The Kansas City Chiefs defense has been the topic of conversation recently -- but in a good way because they're good.
Well, that's a whole other can of worms.
The Chiefs offense has been, for the most part, very disappointing. They haven't yet, through two games, been able to demonstrate that they can consistently drive up and down the field and punch it in for touchdowns.
On Sunday against the Browns, Chiefs QB Matt Cassel lead his team on two drives that spanned 11 or more plays and 60 or more yards. Now this is a good thing. The yards per play is very low, but whatever. They're getting into the opponent's red zone, which is the key. Unfortunately, they were only able to get six points out of those two drives.
The Chiefs won the game on Sunday against the Browns but the offense didn't score a touchdown. How often can that happen?
There was talk about the Chargers loss last week to the Chiefs being a fluke. I understood where those that said that were coming from because the Chiefs scored on a 50-plus yard touchdown run, punt return and a touchdown set up by a forced fumble. The Chiefs offense wasn't forced to go 60, 70 or 80 yards and score a touchdown.
At some point they'll have to do that.
Cassel's play in the first half against the Browns was border-line embarrassing. He turned the ball over, wasn't completing many passes and generally giving the impressive that he was holding the offense back.
The second half Cassel turned things around and led the Chiefs on two long field goal-scoring drives. It'd be nice if they could punch those in but for Cassel that's improvement.
His final numbers are 16-of-28 for 176 yards and two interceptions. The good news is that the second half of the game showed that Cassel could move the offense up and down the field. The bad news is that we haven't seen him do that very consistently.
For now, the defense and special teams are winning games for the Chiefs. At some point, if the Chiefs are going to be taken seriously by the rest of the league, the offense will have to start clicking. There are only so many ways you can score a non-offensive touchdown.
In the end, though, Cassel has done enough to get the Chiefs the victory.

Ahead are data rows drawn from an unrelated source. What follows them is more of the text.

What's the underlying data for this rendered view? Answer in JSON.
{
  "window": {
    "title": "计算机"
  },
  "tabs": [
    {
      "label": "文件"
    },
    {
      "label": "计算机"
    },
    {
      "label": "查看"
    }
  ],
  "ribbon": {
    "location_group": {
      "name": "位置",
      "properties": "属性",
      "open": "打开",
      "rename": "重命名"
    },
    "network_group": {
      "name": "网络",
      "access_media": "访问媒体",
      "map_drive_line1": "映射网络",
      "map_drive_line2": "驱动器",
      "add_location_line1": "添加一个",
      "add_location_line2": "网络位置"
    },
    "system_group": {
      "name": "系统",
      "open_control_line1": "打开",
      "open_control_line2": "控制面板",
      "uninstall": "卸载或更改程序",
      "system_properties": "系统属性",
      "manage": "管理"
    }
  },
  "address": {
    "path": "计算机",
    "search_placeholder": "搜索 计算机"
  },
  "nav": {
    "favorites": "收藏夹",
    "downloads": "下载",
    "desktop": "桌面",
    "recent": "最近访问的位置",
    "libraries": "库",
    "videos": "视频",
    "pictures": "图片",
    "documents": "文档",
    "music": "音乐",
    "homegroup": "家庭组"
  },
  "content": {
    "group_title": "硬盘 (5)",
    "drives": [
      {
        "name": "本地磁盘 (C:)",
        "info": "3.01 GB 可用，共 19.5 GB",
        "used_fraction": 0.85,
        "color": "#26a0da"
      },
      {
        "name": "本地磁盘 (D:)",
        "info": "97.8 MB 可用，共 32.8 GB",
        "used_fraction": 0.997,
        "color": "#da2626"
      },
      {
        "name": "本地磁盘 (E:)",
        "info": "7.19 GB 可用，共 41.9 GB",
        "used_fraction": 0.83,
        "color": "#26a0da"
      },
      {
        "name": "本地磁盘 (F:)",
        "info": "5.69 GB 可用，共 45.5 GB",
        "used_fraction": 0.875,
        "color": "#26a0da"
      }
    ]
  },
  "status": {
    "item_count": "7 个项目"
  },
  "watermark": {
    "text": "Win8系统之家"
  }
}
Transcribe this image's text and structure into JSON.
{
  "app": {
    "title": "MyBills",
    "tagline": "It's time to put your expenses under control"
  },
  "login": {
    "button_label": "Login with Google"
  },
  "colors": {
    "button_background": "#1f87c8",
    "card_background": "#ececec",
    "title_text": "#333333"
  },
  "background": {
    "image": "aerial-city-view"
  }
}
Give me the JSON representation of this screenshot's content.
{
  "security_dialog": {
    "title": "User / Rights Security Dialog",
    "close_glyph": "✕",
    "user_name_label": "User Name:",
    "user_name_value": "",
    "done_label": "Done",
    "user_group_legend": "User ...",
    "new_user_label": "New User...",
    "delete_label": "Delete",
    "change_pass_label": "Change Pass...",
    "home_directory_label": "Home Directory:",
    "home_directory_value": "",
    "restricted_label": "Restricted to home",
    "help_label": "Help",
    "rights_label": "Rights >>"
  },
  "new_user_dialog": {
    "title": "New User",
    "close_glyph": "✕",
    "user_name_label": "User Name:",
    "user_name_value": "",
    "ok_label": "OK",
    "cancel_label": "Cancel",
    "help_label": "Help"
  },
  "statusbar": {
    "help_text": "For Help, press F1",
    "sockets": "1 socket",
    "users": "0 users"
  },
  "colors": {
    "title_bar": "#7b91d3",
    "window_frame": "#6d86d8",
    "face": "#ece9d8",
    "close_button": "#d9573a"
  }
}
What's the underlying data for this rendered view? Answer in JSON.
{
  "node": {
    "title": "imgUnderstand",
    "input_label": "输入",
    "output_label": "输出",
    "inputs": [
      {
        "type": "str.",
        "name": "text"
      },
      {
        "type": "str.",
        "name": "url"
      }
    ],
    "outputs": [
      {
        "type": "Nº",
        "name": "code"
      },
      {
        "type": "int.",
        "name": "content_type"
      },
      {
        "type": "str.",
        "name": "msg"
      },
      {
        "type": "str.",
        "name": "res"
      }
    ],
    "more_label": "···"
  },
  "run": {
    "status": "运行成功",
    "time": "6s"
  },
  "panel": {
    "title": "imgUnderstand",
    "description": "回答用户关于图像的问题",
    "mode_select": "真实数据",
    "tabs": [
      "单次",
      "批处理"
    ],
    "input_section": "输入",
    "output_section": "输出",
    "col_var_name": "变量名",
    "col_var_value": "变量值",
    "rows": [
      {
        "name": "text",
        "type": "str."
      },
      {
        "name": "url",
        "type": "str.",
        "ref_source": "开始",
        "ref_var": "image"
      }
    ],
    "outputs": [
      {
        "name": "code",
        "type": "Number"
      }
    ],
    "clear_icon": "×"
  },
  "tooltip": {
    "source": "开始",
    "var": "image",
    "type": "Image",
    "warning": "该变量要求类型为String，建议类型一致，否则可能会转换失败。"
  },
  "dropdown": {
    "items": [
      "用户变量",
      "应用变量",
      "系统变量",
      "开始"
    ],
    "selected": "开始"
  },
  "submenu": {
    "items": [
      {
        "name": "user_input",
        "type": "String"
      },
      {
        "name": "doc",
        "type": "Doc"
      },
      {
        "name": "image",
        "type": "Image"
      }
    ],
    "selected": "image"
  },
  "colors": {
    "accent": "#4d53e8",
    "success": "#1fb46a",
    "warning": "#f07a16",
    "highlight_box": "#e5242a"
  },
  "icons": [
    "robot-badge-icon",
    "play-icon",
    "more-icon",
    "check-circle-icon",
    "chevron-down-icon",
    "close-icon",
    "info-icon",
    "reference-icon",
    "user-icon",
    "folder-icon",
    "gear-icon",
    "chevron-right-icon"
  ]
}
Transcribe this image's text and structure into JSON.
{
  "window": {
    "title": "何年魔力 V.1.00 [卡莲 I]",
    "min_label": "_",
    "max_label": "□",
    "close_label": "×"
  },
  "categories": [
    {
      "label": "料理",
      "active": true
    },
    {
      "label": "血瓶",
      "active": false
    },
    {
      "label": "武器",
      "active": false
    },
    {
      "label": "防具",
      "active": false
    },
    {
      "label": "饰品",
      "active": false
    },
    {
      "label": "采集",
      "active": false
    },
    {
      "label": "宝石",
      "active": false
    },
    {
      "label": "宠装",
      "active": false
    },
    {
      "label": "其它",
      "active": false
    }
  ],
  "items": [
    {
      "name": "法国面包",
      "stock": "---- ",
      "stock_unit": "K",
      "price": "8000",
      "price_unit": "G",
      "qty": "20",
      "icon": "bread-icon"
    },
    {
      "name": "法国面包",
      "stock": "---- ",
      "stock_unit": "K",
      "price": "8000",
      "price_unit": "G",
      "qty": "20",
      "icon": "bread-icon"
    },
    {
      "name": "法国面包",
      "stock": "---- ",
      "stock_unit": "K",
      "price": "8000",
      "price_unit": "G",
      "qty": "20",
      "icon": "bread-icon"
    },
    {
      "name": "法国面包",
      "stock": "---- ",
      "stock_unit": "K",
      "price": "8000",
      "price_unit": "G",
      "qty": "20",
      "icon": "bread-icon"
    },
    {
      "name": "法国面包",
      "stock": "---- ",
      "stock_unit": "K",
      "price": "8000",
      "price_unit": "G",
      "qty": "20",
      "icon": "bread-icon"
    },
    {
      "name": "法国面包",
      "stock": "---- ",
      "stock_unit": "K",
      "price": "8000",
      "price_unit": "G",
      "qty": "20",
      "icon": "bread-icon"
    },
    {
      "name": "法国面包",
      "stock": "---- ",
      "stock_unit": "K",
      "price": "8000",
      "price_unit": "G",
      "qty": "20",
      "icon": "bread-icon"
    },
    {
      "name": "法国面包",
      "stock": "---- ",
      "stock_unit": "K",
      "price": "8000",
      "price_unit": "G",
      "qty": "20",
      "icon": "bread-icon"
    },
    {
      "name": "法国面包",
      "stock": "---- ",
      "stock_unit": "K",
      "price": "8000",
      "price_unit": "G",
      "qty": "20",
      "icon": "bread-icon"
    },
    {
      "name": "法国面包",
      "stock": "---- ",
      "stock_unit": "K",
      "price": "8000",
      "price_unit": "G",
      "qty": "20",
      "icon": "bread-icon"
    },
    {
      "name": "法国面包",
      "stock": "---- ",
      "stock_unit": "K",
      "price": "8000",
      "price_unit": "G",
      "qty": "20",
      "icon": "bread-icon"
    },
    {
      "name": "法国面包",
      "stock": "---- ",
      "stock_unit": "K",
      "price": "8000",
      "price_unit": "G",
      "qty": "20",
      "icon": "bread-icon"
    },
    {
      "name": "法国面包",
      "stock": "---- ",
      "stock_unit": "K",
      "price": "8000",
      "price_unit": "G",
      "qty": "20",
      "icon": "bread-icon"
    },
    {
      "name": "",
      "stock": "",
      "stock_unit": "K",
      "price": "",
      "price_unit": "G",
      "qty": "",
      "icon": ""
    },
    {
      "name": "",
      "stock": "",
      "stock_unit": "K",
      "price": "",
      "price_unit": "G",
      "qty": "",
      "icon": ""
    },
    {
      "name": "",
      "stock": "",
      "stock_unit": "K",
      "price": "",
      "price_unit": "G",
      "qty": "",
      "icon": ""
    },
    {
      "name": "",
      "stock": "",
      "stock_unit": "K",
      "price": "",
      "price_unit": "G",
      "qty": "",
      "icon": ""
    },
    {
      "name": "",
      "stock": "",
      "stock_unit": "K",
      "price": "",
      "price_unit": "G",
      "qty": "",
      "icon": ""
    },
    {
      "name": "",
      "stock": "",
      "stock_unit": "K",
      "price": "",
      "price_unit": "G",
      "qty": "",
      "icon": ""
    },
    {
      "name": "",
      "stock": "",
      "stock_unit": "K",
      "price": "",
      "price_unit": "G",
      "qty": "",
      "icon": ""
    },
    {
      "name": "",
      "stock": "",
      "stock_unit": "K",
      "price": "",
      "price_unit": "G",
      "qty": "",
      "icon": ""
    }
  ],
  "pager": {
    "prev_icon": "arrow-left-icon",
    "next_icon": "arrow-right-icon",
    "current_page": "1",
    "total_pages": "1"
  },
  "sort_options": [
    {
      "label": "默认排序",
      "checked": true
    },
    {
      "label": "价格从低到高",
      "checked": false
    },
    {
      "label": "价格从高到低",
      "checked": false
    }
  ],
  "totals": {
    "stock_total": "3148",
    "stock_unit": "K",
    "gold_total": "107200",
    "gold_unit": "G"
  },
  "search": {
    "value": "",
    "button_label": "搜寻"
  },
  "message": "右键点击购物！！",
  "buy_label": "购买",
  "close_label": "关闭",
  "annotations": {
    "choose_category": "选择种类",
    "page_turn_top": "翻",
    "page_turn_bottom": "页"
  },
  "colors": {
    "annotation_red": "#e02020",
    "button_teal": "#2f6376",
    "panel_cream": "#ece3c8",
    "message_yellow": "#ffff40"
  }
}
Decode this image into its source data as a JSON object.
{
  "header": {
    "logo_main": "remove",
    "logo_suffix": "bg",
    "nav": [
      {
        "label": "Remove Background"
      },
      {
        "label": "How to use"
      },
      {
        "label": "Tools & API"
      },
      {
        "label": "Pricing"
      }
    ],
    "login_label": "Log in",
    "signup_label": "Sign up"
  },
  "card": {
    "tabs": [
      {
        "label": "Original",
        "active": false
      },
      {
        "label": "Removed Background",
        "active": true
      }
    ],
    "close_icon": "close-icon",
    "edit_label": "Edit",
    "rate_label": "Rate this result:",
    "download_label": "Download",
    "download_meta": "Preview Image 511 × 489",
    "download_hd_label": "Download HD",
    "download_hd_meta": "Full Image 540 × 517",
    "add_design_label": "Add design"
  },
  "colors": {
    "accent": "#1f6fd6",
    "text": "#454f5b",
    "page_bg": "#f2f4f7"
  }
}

His turnovers were costly, as all turnovers were, but they weren't the death blow. We've seen improvement in some areas from Cassel but the inconsistencies will be difficult to overcome in the future.